*REQUIRED ACTION*.
All lines of the records below that contain the word "JSON" must be listed.

>>

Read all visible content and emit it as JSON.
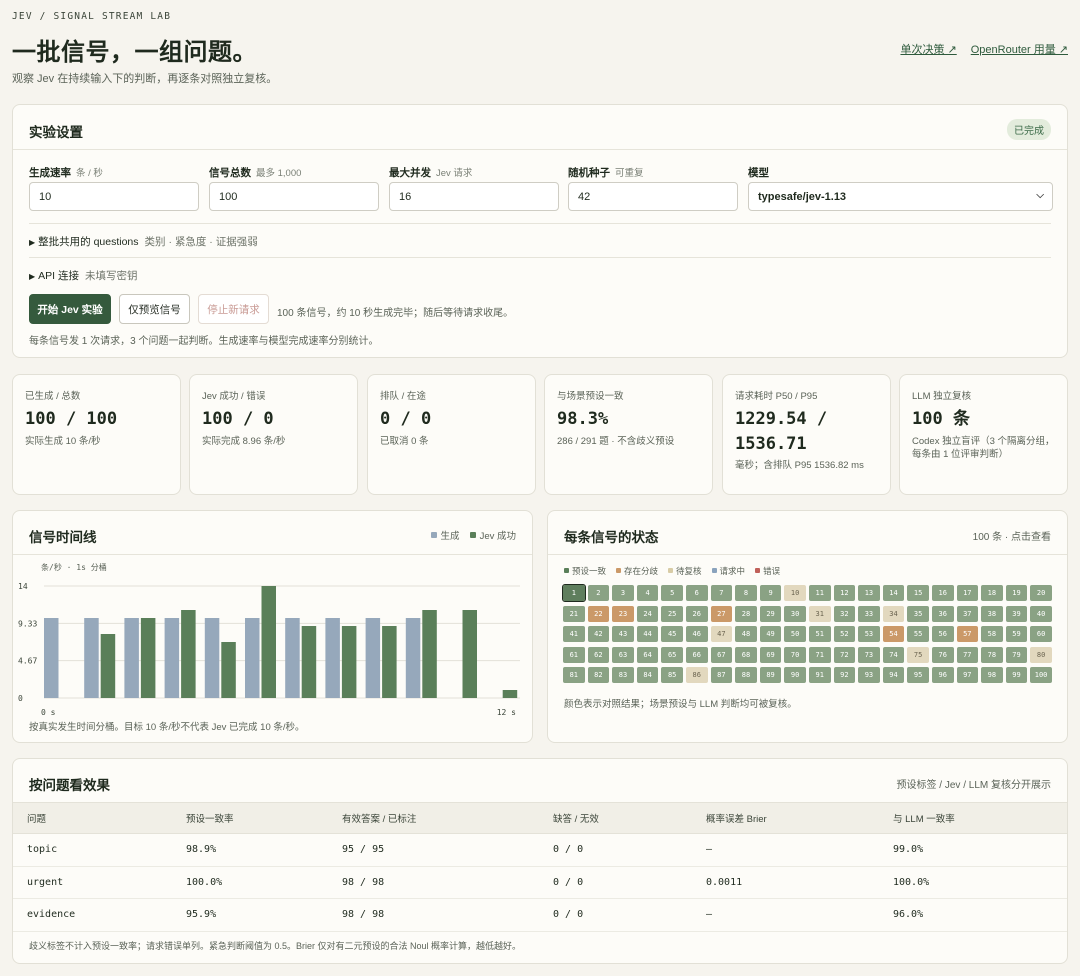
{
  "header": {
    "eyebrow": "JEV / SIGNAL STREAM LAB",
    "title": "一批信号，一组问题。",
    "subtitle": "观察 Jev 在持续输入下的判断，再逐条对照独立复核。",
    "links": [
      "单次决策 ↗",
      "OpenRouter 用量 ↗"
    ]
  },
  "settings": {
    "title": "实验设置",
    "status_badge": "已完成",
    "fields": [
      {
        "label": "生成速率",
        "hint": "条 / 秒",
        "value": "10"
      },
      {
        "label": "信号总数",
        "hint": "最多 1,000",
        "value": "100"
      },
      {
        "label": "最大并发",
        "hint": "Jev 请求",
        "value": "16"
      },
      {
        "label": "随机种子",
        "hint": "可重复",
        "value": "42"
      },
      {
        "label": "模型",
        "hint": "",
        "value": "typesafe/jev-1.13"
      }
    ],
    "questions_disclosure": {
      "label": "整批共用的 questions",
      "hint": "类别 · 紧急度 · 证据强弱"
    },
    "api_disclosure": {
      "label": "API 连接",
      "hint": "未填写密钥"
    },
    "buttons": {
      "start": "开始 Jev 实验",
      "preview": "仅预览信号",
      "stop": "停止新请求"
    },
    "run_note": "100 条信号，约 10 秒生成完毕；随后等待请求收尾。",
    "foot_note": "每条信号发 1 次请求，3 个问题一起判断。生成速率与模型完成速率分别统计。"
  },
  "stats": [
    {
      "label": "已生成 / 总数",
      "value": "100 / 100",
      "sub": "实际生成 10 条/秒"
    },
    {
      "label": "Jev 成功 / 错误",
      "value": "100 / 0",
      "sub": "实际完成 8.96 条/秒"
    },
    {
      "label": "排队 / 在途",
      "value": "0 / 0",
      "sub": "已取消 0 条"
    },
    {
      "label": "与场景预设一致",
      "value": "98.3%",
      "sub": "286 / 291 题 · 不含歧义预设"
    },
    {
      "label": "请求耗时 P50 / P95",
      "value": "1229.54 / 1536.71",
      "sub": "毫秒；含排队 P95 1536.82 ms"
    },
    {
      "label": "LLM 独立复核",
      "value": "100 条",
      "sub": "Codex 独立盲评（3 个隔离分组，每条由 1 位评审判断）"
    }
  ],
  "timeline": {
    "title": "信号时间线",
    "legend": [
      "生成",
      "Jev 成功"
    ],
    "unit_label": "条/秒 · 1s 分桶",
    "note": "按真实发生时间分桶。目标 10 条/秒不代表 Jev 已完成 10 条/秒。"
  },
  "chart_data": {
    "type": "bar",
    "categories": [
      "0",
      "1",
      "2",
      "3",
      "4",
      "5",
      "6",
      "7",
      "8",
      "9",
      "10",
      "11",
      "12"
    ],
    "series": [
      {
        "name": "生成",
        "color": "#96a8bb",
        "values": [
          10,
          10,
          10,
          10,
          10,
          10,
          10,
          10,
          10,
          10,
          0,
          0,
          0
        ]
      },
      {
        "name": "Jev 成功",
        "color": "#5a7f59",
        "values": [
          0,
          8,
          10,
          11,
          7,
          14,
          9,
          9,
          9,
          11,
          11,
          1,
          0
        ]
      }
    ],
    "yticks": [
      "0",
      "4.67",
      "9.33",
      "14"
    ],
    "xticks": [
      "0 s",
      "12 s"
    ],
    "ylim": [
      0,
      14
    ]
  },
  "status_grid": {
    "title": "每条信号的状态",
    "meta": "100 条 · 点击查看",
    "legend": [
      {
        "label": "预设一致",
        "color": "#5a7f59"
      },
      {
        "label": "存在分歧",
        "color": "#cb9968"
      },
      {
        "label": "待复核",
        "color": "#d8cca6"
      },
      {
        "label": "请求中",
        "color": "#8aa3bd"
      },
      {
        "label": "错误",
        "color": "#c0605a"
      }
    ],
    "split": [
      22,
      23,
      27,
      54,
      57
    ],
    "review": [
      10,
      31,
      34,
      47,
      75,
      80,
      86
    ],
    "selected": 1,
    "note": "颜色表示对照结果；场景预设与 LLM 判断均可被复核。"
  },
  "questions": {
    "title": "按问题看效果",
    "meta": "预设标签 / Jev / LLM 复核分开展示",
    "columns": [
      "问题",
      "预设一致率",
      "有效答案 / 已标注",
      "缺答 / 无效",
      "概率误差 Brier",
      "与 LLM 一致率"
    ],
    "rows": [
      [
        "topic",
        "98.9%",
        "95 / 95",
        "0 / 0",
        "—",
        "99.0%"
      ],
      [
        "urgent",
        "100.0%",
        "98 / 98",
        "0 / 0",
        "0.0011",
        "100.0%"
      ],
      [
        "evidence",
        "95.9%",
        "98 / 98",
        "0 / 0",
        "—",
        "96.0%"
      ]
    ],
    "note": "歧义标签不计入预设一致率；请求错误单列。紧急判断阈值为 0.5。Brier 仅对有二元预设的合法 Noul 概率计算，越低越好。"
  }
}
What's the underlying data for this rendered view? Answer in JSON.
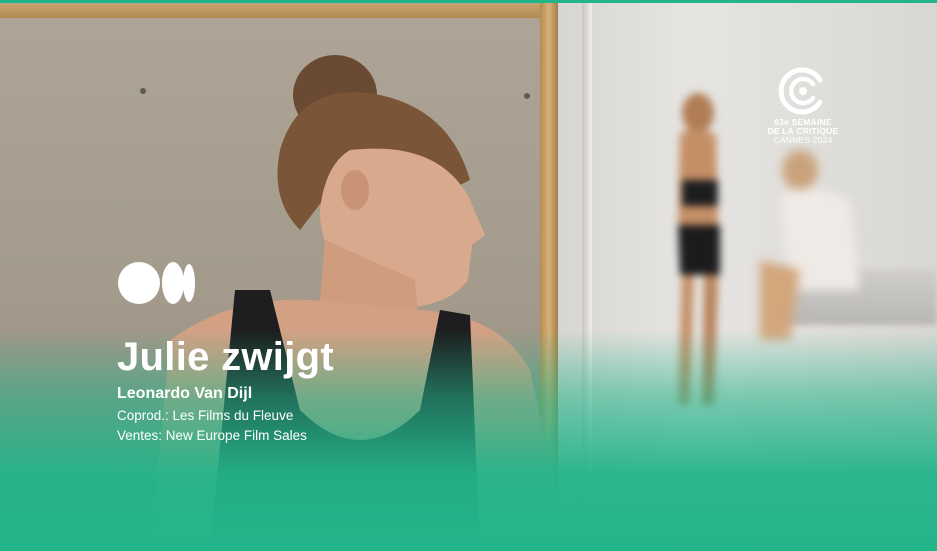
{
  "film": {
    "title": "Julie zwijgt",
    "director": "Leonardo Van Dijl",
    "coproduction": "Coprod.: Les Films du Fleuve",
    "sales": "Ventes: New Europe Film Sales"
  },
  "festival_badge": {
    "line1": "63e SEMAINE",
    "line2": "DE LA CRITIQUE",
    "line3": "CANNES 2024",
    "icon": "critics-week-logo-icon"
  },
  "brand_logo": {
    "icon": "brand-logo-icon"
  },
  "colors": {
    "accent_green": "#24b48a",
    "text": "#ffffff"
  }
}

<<
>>

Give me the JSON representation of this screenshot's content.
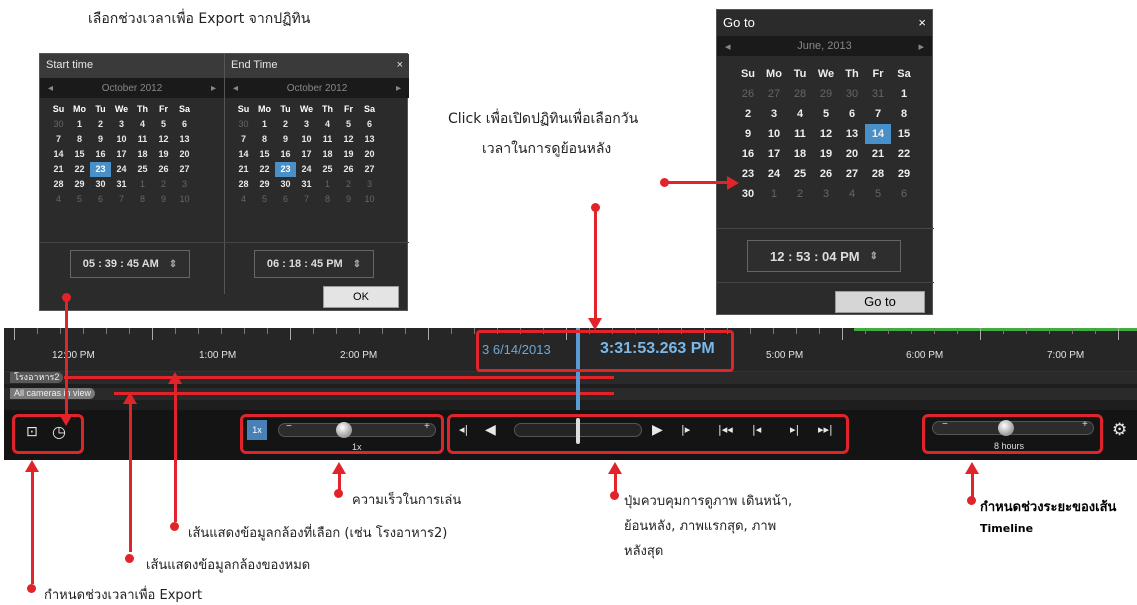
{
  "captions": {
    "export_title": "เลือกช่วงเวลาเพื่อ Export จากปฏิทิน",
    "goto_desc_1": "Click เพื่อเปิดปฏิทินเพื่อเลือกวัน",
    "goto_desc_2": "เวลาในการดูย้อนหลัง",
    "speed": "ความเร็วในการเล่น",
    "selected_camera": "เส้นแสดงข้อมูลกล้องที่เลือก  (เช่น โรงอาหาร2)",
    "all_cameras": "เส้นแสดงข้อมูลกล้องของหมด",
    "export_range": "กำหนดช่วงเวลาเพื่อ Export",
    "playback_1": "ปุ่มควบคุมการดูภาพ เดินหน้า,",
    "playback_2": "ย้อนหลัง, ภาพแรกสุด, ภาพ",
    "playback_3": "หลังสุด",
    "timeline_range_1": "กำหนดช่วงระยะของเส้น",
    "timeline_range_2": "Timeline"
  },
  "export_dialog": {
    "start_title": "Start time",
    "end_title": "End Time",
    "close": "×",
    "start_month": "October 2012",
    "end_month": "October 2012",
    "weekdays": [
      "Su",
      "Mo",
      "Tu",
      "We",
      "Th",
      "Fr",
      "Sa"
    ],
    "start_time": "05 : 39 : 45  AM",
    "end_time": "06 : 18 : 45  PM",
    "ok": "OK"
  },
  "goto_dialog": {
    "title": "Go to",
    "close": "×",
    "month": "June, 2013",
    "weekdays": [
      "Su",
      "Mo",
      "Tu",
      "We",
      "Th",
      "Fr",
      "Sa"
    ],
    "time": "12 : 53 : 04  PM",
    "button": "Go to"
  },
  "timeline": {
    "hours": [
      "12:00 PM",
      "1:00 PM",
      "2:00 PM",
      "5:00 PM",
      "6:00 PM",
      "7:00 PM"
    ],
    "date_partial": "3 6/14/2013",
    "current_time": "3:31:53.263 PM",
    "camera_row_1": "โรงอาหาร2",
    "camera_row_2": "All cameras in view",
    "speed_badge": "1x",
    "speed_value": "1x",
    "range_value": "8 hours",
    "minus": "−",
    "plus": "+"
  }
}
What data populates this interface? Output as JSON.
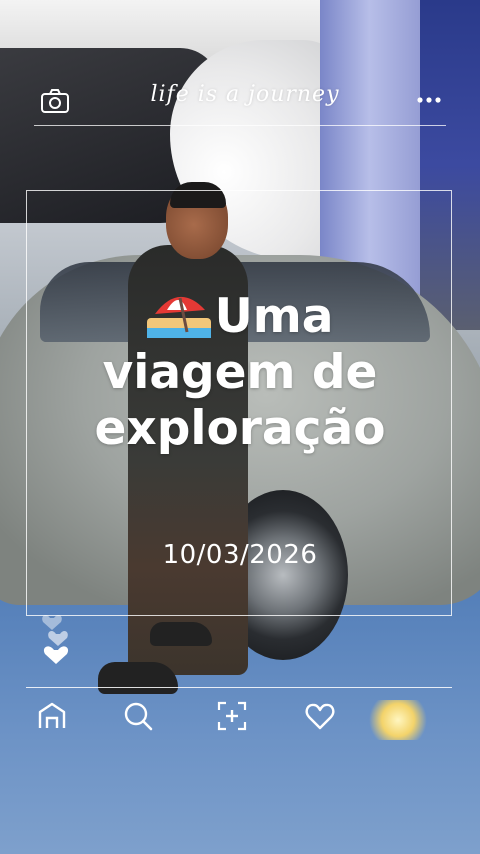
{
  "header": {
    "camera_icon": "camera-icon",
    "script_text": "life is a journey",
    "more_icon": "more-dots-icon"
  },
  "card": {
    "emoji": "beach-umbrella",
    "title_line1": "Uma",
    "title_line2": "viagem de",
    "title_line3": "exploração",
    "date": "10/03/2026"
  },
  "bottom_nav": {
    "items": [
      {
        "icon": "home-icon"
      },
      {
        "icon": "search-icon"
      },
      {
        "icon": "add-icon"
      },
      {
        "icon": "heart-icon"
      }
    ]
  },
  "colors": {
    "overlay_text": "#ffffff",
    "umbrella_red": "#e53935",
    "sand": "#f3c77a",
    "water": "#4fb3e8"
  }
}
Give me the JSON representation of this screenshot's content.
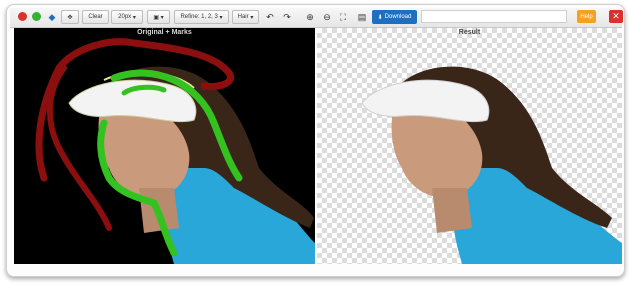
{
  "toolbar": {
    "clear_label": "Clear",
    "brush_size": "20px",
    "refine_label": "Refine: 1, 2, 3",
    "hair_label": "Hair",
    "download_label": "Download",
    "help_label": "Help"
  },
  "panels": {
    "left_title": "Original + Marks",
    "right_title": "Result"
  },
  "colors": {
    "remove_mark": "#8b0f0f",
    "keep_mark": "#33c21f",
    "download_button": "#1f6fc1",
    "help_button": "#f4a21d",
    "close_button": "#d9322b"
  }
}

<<

*SOLUTION BELOW*.
Read all visible content and emit it as JSON.
What's the underlying data for this rendered view? Answer in JSON.
Give me the JSON representation of this screenshot's content.
What data populates this interface? Output as JSON.
Give me the JSON representation of this screenshot's content.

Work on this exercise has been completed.